The term “super food” is no joke when it comes to this leafy green. Kale contains densely concentrated vitamins, including vitamin A, B, C, E, and K, as well as potassium, iron, folate, calcium, manganese, and magnesium. The best part? You can usually find a bunch for around $1. Kale is not messing around!


I love the taste of beets! They are a great source of vitamin A and E, which help the skin to restore itself. They also boast a slew of minerals that help to reduce toxins in the body. If you cant stand to eat a beet by itself, try putting it in a juice or smoothie with orange juice. I have found that the orange flavor melds nicely with the beet flavor, and reduces some of its “beety-ness”.

Kidney Beans

Kidney beans contain protein and vitamins, which helps the skin to repair itself. They also function as a source of complex carbohydrates, which help to regulate blood sugar levels. You really could substitute any legume in for similar benefits.

Sweet Potatoes

Like every other food on this list, sweet potatoes are high in vitamins that help the skin to restore itself and reduce inflammation. But what you might not know is that sweet potatoes can help to regulate cortisone levels. Cortisone is the main hormone produced as a response to stress. Eating sweet potatoes can help reduce some of the internal stress on your body, which could lead to fewer stress-induced breakouts.


If you incorporate some of these foods into your diet, don’t forget to let me know how it goes! Questions, comments, concerns, ideas??? Let me know in the comments!



Avocado Toast
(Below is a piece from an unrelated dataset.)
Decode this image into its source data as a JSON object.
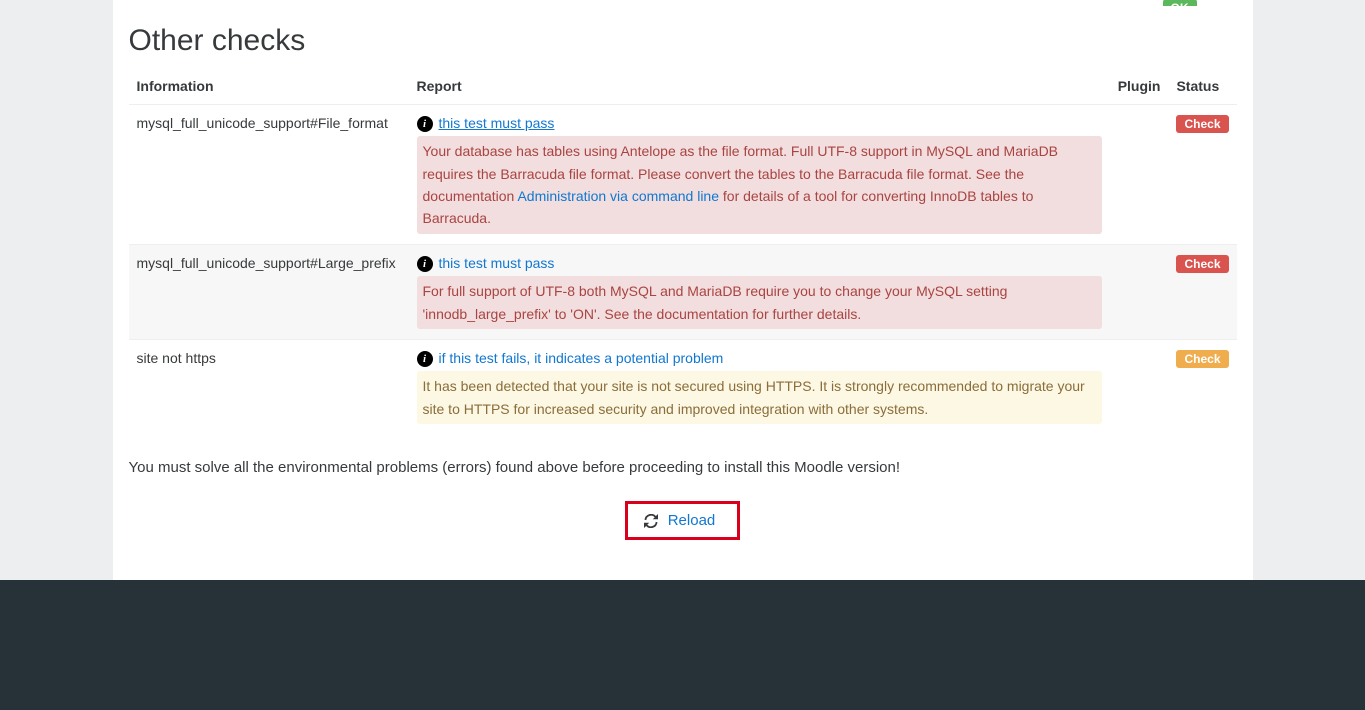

Guys, I seriously LOVE this breakfast. When you think of avocado toast, you most likely think of a glitzy Hollywood celebrity daintily eating a $20 piece of toast. I am here to tell you that does not need to be the case.

Why it’s Good for You

The healthy fats in the avocado help your body to absorb other nutrients. The sprouted bread is rich in fiber, which will keep you satisfied all morning long. The sprouts, though they may be small, are rich in vitamins and minerals and are a great source of plant-based protein.

What You Need

  • Sprouted Whole Wheat Bread
  • Avocado
  • Alfalfa Sprouts
  • Olive Oil
  • Salt and Pepper to taste

How to Make It

  1. Toast 2 slices of bread to your desired toasty-ness. I think you can handle that one.
  2. While the toast is toasting, scoop a whole avocado (minus the seed, obviously) into a bowl. Mash it up to a relatively smooth consistency. Think homemade guacamole texture.
  3. Top the toast with avocado, sprouts, a drizzle of olive, and salt and pepper
  4. Enjoy!

Cost Breakdown

  • Sprouted Bread- $5 for 12 slices; About $0.42/slice
  • Avocado- $5 for 5 Avocados; $1/avocado
  • Sprouts- $3 for a container with 3 servings; $1/ serving
  • Olive Oil/Salt/Pepper- you likely already have these items, so FREE!

For a whole week of avocado toast, you would likely pay roughly $16 for 5 meals, which breaks down to around $3.20 PER BREAKFAST! Come one, you know you spend more than that when you go out.


And there you have it! A whole food, nutritious, inexpensive breakfast that will make you feel fancy AF.